On October 12, 2010, New York passed their version of “no-fault” divorce. Prior to this controversial, statutory change, New Yorkers had to prove grounds in order to obtain a divorce. In situations in which one party asserted grounds for divorce but the other party successfully defended such a claim at trial, the divorce would not be granted and the parties would remain married. After the new no-fault divorce option was added, instead of asserting grounds, those seeking a divorce could instead state that their marriage was “irretrievably broken” for a period of six months. However, the question remained as to whether a court had to simply accept one party’s contention that the marriage was irretrievably broken or if the court had the power to order a trial in order to make such a determination.
That question was recently answered on January 12, 2012 by Suffolk County Supreme Court Justice James F. Quinn, in the case of Sorrentino v. Sorrentino. Judge Quinn ordered a trial on the issue and ultimately ruled that the 56-year marriage had deteriorated to such a poor condition that the marriage was irretrievably broken.
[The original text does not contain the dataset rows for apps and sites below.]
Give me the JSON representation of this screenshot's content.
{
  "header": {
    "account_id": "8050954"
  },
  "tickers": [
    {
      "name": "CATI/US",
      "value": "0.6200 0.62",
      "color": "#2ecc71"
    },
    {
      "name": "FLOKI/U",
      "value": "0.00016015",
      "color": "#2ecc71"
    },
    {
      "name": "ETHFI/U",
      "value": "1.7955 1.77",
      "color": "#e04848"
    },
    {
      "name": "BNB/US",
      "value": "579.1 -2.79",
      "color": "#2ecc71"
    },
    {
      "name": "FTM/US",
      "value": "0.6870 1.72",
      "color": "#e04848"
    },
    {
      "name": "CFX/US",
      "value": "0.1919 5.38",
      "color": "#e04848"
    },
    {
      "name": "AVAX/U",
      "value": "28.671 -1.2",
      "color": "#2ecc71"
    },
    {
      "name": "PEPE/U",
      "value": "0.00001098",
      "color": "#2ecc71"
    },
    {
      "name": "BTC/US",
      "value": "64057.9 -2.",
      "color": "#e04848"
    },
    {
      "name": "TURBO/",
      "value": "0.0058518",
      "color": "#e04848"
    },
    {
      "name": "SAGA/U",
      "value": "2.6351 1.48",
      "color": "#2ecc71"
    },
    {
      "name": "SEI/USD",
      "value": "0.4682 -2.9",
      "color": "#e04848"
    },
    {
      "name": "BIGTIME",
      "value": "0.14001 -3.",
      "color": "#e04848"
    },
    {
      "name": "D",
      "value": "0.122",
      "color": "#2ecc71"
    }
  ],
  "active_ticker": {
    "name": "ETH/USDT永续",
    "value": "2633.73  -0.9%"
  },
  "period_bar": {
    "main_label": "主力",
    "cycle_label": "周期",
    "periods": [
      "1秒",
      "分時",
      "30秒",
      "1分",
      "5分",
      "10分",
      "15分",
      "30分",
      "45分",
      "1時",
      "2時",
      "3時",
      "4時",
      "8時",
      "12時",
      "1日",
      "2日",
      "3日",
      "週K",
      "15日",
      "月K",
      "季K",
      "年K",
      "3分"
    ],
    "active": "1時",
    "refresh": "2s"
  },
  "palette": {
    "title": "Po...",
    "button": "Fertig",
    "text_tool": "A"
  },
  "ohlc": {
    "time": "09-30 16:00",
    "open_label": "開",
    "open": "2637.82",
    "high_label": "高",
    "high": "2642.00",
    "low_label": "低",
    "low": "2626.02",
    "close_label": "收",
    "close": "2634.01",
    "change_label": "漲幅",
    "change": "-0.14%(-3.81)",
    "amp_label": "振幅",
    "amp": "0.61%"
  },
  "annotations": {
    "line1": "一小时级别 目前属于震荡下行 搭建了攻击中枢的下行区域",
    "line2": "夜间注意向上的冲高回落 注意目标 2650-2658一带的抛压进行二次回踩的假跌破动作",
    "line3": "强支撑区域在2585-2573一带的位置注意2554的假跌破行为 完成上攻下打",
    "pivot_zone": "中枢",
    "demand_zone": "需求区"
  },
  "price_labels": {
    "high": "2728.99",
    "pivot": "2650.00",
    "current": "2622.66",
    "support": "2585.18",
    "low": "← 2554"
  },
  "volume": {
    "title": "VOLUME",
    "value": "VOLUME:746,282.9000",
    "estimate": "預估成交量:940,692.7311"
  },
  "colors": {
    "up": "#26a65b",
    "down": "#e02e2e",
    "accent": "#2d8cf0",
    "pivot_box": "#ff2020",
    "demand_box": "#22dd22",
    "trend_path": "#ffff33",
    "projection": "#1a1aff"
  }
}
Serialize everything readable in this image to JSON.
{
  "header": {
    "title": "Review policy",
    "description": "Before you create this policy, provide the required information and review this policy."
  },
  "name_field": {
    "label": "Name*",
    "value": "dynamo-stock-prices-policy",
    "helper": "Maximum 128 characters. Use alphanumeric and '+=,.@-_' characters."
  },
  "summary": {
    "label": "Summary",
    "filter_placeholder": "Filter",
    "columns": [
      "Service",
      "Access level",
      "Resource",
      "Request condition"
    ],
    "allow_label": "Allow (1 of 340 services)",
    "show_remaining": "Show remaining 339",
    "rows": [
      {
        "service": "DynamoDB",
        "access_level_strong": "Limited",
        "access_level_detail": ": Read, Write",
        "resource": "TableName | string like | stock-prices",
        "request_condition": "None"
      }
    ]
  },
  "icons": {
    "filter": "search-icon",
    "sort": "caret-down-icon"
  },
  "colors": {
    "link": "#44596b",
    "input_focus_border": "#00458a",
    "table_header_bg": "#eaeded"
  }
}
As a result, the court granted the divorce.
In contrast, in an earlier case, a Monroe County Judge ruled that the court had the authority to grant a divorce without a trial even if the Defendant-spouse refuted the claim that the marriage was irretrievably broken.
At this point, it is unclear how New York’s appellate courts will rule on this issue and whether trials on the grounds of the divorce must be ordered when a spouse claims that the marriage is not irretrievably broken.